What you will do → Write out the data again exactly, skipping every picture.

Information given →

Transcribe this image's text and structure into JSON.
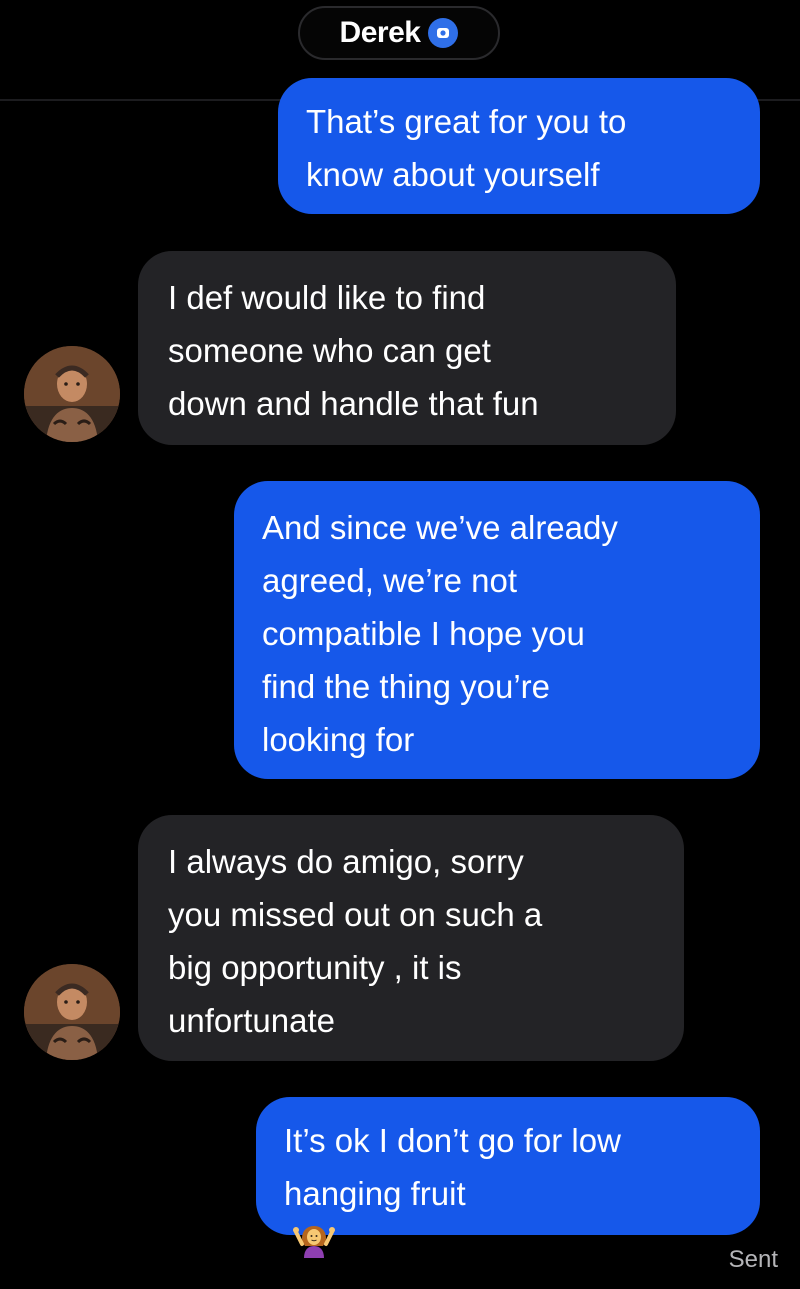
{
  "header": {
    "contact_name": "Derek",
    "verified_icon": "verified-badge-icon"
  },
  "messages": [
    {
      "direction": "sent",
      "lines": [
        "That’s great for you to",
        "know about yourself"
      ]
    },
    {
      "direction": "received",
      "lines": [
        "I def would like to find",
        "someone who can get",
        "down and handle that fun"
      ]
    },
    {
      "direction": "sent",
      "lines": [
        "And since we’ve already",
        "agreed, we’re not",
        "compatible I hope you",
        "find the thing you’re",
        "looking for"
      ]
    },
    {
      "direction": "received",
      "lines": [
        "I always do amigo, sorry",
        "you missed out on such a",
        "big opportunity , it is",
        "unfortunate"
      ]
    },
    {
      "direction": "sent",
      "lines": [
        "It’s ok I don’t go for low",
        "hanging fruit"
      ],
      "emoji": "shrugging-woman-emoji"
    }
  ],
  "status": {
    "delivery": "Sent"
  },
  "colors": {
    "background": "#000000",
    "sent_bubble": "#1658ea",
    "received_bubble": "#232326",
    "verified_badge": "#2f6fe8"
  }
}
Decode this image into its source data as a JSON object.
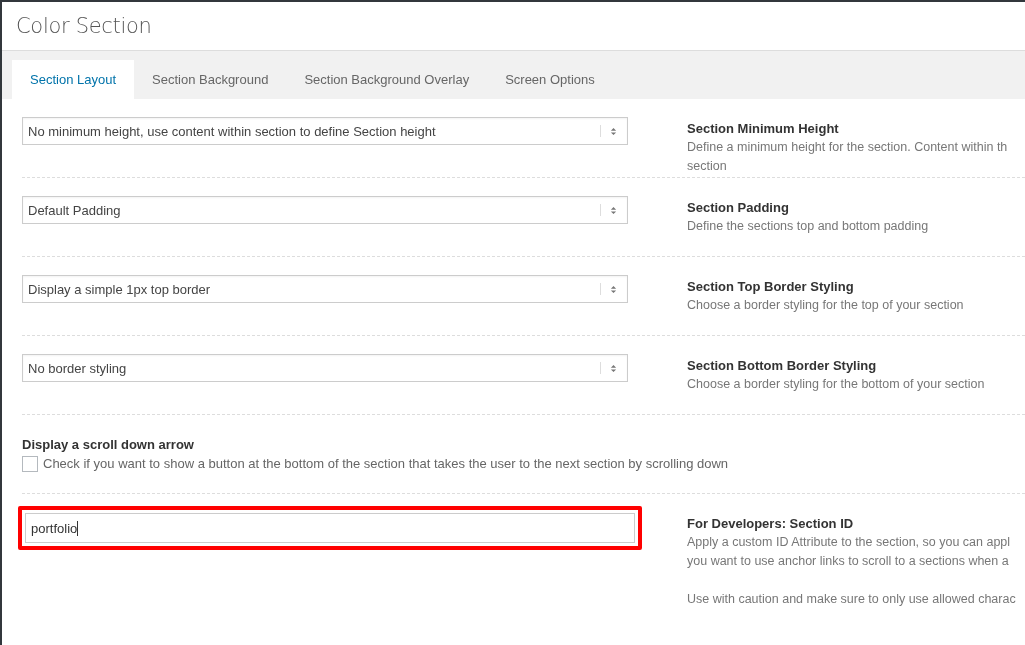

Answer to the problem →
Transcribe this image's text and structure into JSON.
{
  "header": {
    "contact_name": "Derek",
    "verified_icon": "verified-badge-icon"
  },
  "messages": [
    {
      "direction": "sent",
      "lines": [
        "That’s great for you to",
        "know about yourself"
      ]
    },
    {
      "direction": "received",
      "lines": [
        "I def would like to find",
        "someone who can get",
        "down and handle that fun"
      ]
    },
    {
      "direction": "sent",
      "lines": [
        "And since we’ve already",
        "agreed, we’re not",
        "compatible I hope you",
        "find the thing you’re",
        "looking for"
      ]
    },
    {
      "direction": "received",
      "lines": [
        "I always do amigo, sorry",
        "you missed out on such a",
        "big opportunity , it is",
        "unfortunate"
      ]
    },
    {
      "direction": "sent",
      "lines": [
        "It’s ok I don’t go for low",
        "hanging fruit"
      ],
      "emoji": "shrugging-woman-emoji"
    }
  ],
  "status": {
    "delivery": "Sent"
  },
  "colors": {
    "background": "#000000",
    "sent_bubble": "#1658ea",
    "received_bubble": "#232326",
    "verified_badge": "#2f6fe8"
  }
}
Decode this image into its source data as a JSON object.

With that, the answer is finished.